═══ DATASET RECORDS ═══
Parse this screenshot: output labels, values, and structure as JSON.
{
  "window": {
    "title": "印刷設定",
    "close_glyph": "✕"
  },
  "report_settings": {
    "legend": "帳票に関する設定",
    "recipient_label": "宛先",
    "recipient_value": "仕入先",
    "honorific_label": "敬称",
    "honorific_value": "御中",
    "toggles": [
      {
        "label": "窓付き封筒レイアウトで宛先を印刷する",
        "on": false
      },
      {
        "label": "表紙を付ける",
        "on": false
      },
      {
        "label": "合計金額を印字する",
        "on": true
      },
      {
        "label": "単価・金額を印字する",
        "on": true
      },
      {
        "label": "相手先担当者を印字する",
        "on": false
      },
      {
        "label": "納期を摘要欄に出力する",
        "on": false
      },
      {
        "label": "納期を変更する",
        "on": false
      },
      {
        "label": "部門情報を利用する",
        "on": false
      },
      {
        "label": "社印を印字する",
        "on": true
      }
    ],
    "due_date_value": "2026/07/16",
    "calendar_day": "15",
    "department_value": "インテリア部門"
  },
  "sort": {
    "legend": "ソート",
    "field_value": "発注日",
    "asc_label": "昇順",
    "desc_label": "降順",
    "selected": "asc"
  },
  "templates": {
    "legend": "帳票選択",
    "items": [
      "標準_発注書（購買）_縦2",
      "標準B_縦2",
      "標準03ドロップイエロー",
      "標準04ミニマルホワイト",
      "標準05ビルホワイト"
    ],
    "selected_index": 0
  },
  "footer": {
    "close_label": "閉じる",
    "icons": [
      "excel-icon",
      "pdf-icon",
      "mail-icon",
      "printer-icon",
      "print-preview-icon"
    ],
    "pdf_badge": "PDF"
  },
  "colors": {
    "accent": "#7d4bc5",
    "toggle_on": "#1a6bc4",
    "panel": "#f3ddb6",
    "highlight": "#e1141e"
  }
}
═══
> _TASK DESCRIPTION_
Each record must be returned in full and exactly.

> _OUTPUT_
Parse this screenshot: output labels, values, and structure as JSON.
{
  "window": {
    "title": "印刷設定",
    "close_glyph": "✕"
  },
  "report_settings": {
    "legend": "帳票に関する設定",
    "recipient_label": "宛先",
    "recipient_value": "仕入先",
    "honorific_label": "敬称",
    "honorific_value": "御中",
    "toggles": [
      {
        "label": "窓付き封筒レイアウトで宛先を印刷する",
        "on": false
      },
      {
        "label": "表紙を付ける",
        "on": false
      },
      {
        "label": "合計金額を印字する",
        "on": true
      },
      {
        "label": "単価・金額を印字する",
        "on": true
      },
      {
        "label": "相手先担当者を印字する",
        "on": false
      },
      {
        "label": "納期を摘要欄に出力する",
        "on": false
      },
      {
        "label": "納期を変更する",
        "on": false
      },
      {
        "label": "部門情報を利用する",
        "on": false
      },
      {
        "label": "社印を印字する",
        "on": true
      }
    ],
    "due_date_value": "2026/07/16",
    "calendar_day": "15",
    "department_value": "インテリア部門"
  },
  "sort": {
    "legend": "ソート",
    "field_value": "発注日",
    "asc_label": "昇順",
    "desc_label": "降順",
    "selected": "asc"
  },
  "templates": {
    "legend": "帳票選択",
    "items": [
      "標準_発注書（購買）_縦2",
      "標準B_縦2",
      "標準03ドロップイエロー",
      "標準04ミニマルホワイト",
      "標準05ビルホワイト"
    ],
    "selected_index": 0
  },
  "footer": {
    "close_label": "閉じる",
    "icons": [
      "excel-icon",
      "pdf-icon",
      "mail-icon",
      "printer-icon",
      "print-preview-icon"
    ],
    "pdf_badge": "PDF"
  },
  "colors": {
    "accent": "#7d4bc5",
    "toggle_on": "#1a6bc4",
    "panel": "#f3ddb6",
    "highlight": "#e1141e"
  }
}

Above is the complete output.